*RECORD SET*

###

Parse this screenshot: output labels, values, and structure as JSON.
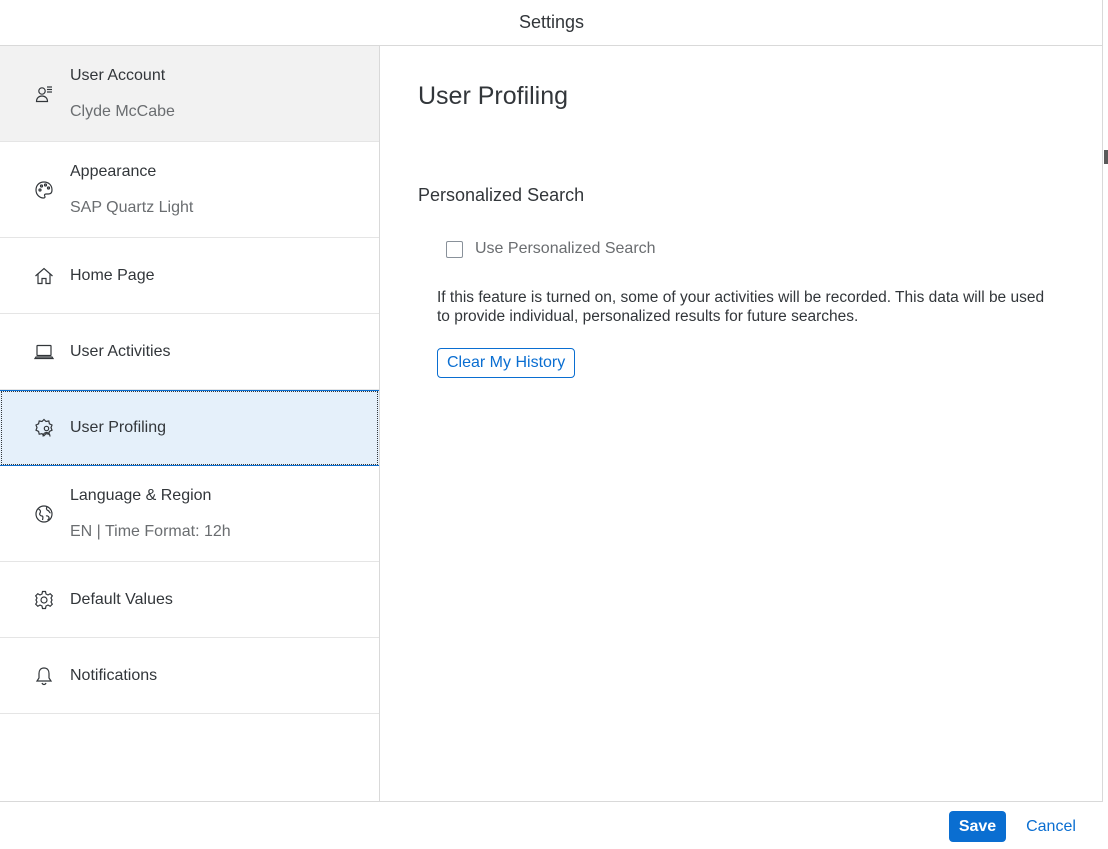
{
  "dialog": {
    "title": "Settings"
  },
  "sidebar": {
    "items": [
      {
        "title": "User Account",
        "subtitle": "Clyde McCabe",
        "icon": "user-settings-icon"
      },
      {
        "title": "Appearance",
        "subtitle": "SAP Quartz Light",
        "icon": "palette-icon"
      },
      {
        "title": "Home Page",
        "icon": "home-icon"
      },
      {
        "title": "User Activities",
        "icon": "laptop-icon"
      },
      {
        "title": "User Profiling",
        "icon": "user-profiling-icon"
      },
      {
        "title": "Language & Region",
        "subtitle": "EN | Time Format: 12h",
        "icon": "globe-icon"
      },
      {
        "title": "Default Values",
        "icon": "gear-icon"
      },
      {
        "title": "Notifications",
        "icon": "bell-icon"
      }
    ]
  },
  "content": {
    "title": "User Profiling",
    "section_title": "Personalized Search",
    "checkbox_label": "Use Personalized Search",
    "checkbox_checked": false,
    "description": "If this feature is turned on, some of your activities will be recorded. This data will be used to provide individual, personalized results for future searches.",
    "clear_button": "Clear My History"
  },
  "footer": {
    "save_label": "Save",
    "cancel_label": "Cancel"
  },
  "colors": {
    "accent": "#0a6ed1",
    "selected_bg": "#e5f0fa",
    "text": "#32363a",
    "muted": "#6a6d70"
  }
}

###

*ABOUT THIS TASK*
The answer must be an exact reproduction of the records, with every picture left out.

*SOLUTION TO THIS TASK*
Parse this screenshot: output labels, values, and structure as JSON.
{
  "dialog": {
    "title": "Settings"
  },
  "sidebar": {
    "items": [
      {
        "title": "User Account",
        "subtitle": "Clyde McCabe",
        "icon": "user-settings-icon"
      },
      {
        "title": "Appearance",
        "subtitle": "SAP Quartz Light",
        "icon": "palette-icon"
      },
      {
        "title": "Home Page",
        "icon": "home-icon"
      },
      {
        "title": "User Activities",
        "icon": "laptop-icon"
      },
      {
        "title": "User Profiling",
        "icon": "user-profiling-icon"
      },
      {
        "title": "Language & Region",
        "subtitle": "EN | Time Format: 12h",
        "icon": "globe-icon"
      },
      {
        "title": "Default Values",
        "icon": "gear-icon"
      },
      {
        "title": "Notifications",
        "icon": "bell-icon"
      }
    ]
  },
  "content": {
    "title": "User Profiling",
    "section_title": "Personalized Search",
    "checkbox_label": "Use Personalized Search",
    "checkbox_checked": false,
    "description": "If this feature is turned on, some of your activities will be recorded. This data will be used to provide individual, personalized results for future searches.",
    "clear_button": "Clear My History"
  },
  "footer": {
    "save_label": "Save",
    "cancel_label": "Cancel"
  },
  "colors": {
    "accent": "#0a6ed1",
    "selected_bg": "#e5f0fa",
    "text": "#32363a",
    "muted": "#6a6d70"
  }
}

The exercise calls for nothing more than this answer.